Books 2016 Q2

2016 Q2

Ian McGilchrist, The Master and His Emissary: The Divided Brain and the Making of the Western World

The author gave a talk at Diocesan Synod, during which I downloaded the book – but had made no progress before his name cropped up in conversation with Hilary.  The first half, reporting hundreds (or so it seems) of experiments and observations of brain-damaged subjects, was very heavy going; the second, historical section, more readable.  But the problem is, how can anyone write about the problems of left-brain dominance without the very activity being left-brain dominated?  As I was beginning to read this, I did a Facebook quiz on “are you left-brained or right-brained?” and found to my surprise that I scored higher on right-brain characteristics.

Rick Granger, Why Travel When You Can Live There? Hong Kong

What the author liked about living in Hong Kong: ease of buying American brands at supermarkets, and public transport.  What he disliked: reluctance of the medical staff to let him film the birth of his daughter.  I did not warm to him.

Kristine Stevens, If Your Dream Doesn’t Scare You, It Isn’t Big Enough: A Solo Journey Around The World

OK, I guess – but there are so many of these trip-round-the-world books!

Sarah Tucker: The A to Zen of Travelling

 A student of Edward de Bono listing types of journey and their psychological benefits or limitations.. She makes a little insight go a long way.

Pico Iyer et al, Deep Kyoto: Walks

Great descriptions of favourite walks, with some maps at the back.

Marcus Powles, The Tokyo 33-Kannon Pilgrimage: A Guide to ancient Edo’s sacred path

Brief descriptions, with links to web pages and google maps, plus notes of temple etiquette and translations of sutras, and a crude sketch map.

Richard Russell, Dancing over Kyoto: A memoir of Japan, China and India

Mostly about several visits to Japan, punctuated with what went wrong with the major love affairs of his life.

Sheldon Kopp, If You Meet the Buddha on the Road, Kill Him!

A 1970s best-seller, reflections of a psychotherapist who firstly disclaims any special gifts, and then shows how he was able to help in practice.  He writes movingly about his experience of a brain tumour.

William Johnston, The Mirror Mind: Spirituality and Transformation

Meditation traditions as a way in to Christian-Buddhist dialogue.

Tenzin Chögyel, The Life of the Buddha

A classic from Bhutan with the Bodhisattva as a teacher of the gods, choosing incarnation in response to human suffering.  Reminds me of the R S Thomas poem which ends with the Son saying “Let me go there.”  More focus on the supernatural and miraculous than I expected.

Philip Sheldrake, Spaces for the Sacred: Place, Memory and Identity
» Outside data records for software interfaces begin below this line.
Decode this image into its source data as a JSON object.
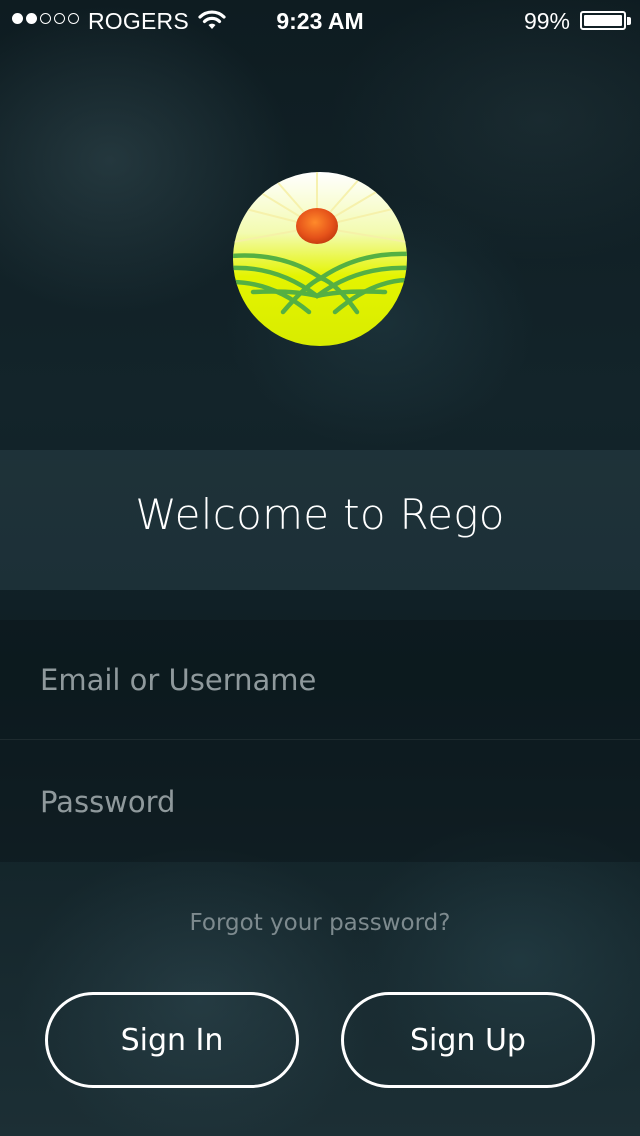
{
  "status_bar": {
    "carrier": "ROGERS",
    "time": "9:23 AM",
    "battery_percent": "99%",
    "battery_level": 0.99,
    "signal_bars_filled": 2,
    "signal_bars_total": 5,
    "wifi_icon": "wifi-icon"
  },
  "logo": {
    "icon": "sun-over-fields-logo",
    "colors": {
      "sun": "#e8531a",
      "field": "#e4f400",
      "stripes": "#55b043"
    }
  },
  "welcome": {
    "title": "Welcome to Rego"
  },
  "form": {
    "email_placeholder": "Email or Username",
    "email_value": "",
    "password_placeholder": "Password",
    "password_value": "",
    "forgot_link": "Forgot your password?"
  },
  "buttons": {
    "sign_in": "Sign In",
    "sign_up": "Sign Up"
  },
  "colors": {
    "background": "#13242a",
    "placeholder_text": "#8f999c",
    "link_text": "#7d8a8e"
  }
}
Hulsean Lectures.  I found some chapters difficult, while others touched on aspects of place about which I knew something, but from a perspective which made me question what I though I knew.  At the end of one which begins with Augustine’s City of God, he writes: “Any workable theology of place must … contend with estrangement, with what is flawed and damaged in material existence… However, a purely ethical approach to place is not sufficient.  There must also be a sacramental sensibility in which the particularities of places may point beyond themselves to the mystery of God.”

On the other hand, mysticism should be seen as a theologically-rooted practice, an aspect of Christian discipleship, rather than private experiences in “a devotional backwater”.  “For the great mystics such as Ruusbroec or Julian of Norwich, God is our country, our home and our place.  Yet God is to be thought of as both in no place alone and yet in every place at once.”

He ends by trying to bring a Christian perspective into contemporary discussions of cities.  Augustine for the 21st century, or …?

Hilary Linstead and Elisabeth Davies, Growing Old Outrageously: A Memoir of Travel, Food and Friendship

Two old school friends meet up in their retirement and share a number of holidays all over the world.

William Dalrymple, In Xanadu: A Quest

His first book describes an undergraduate journey trying to follow the route of Marco Polo from Jerusalem to Kubla Khan’s summer palace.  An amazing project through many kinds of obstacle, finally arriving, illegally, just in time to catch a flight back to Cambdridge for the beginning of his final year of study.  I bought this at the Oxfam shop at the Hay Festival.  I think I may have read one of his later books but am possibly confusing him with William Johnston.